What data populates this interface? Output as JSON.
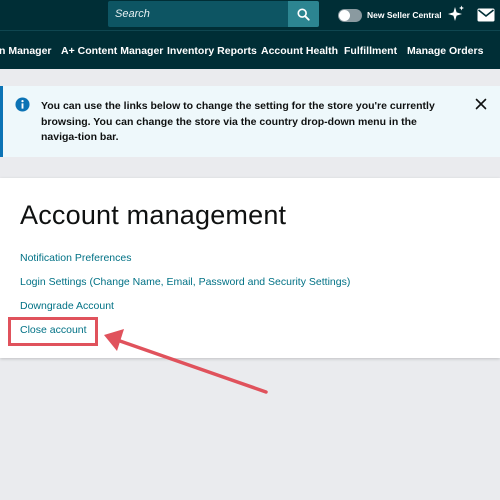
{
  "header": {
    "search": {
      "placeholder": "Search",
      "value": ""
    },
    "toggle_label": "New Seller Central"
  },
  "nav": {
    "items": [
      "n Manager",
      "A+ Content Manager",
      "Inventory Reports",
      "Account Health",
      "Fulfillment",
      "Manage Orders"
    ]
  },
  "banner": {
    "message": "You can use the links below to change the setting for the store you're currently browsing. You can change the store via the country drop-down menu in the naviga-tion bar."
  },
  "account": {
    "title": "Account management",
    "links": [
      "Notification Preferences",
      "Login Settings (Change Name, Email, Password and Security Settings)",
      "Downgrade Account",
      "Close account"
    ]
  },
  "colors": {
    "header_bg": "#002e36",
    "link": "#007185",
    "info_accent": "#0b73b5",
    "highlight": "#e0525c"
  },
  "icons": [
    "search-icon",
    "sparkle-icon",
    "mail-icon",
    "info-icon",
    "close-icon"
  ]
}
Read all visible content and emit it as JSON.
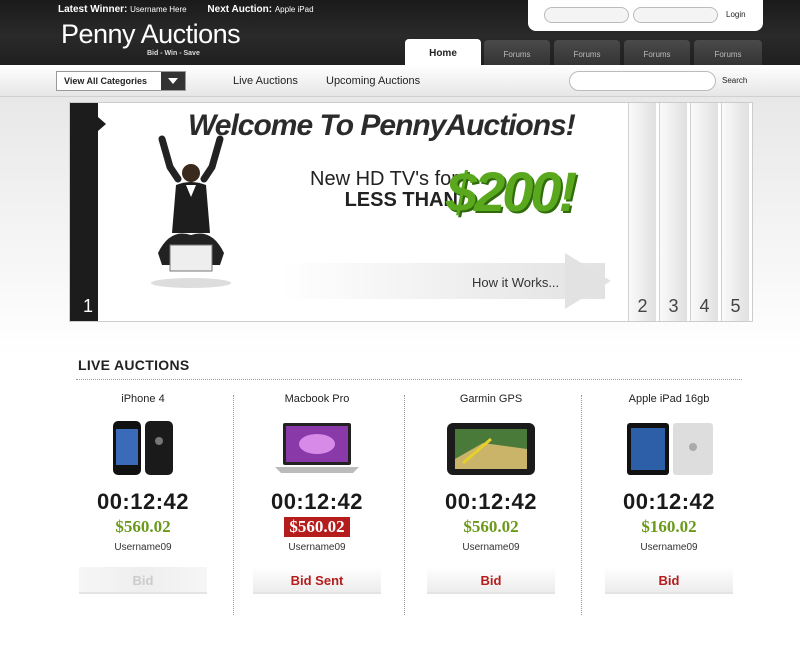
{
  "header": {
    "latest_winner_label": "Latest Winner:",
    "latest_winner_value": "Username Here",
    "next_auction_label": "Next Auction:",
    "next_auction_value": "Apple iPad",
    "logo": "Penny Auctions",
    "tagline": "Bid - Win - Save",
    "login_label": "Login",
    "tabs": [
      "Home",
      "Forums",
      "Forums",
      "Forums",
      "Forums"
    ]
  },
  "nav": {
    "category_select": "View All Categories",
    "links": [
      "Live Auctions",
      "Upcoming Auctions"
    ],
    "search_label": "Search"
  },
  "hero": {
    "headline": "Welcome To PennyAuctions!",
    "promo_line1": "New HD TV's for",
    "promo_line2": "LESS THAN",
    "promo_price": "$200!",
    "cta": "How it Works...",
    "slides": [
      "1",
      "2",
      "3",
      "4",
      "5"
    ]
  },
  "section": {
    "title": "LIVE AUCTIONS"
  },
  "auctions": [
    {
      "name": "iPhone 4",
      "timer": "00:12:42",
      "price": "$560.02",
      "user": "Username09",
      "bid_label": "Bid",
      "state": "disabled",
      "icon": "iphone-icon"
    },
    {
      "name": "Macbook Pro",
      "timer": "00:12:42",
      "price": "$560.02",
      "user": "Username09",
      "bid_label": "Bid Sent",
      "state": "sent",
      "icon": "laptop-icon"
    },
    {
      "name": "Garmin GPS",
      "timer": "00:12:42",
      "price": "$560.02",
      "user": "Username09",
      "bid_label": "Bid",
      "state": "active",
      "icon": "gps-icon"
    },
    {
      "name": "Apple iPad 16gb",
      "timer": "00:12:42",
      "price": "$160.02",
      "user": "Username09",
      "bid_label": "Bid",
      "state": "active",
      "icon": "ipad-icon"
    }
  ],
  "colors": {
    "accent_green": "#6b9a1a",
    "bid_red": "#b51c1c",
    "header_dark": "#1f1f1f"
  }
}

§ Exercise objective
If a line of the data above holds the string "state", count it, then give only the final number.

§ Response to the exercise
4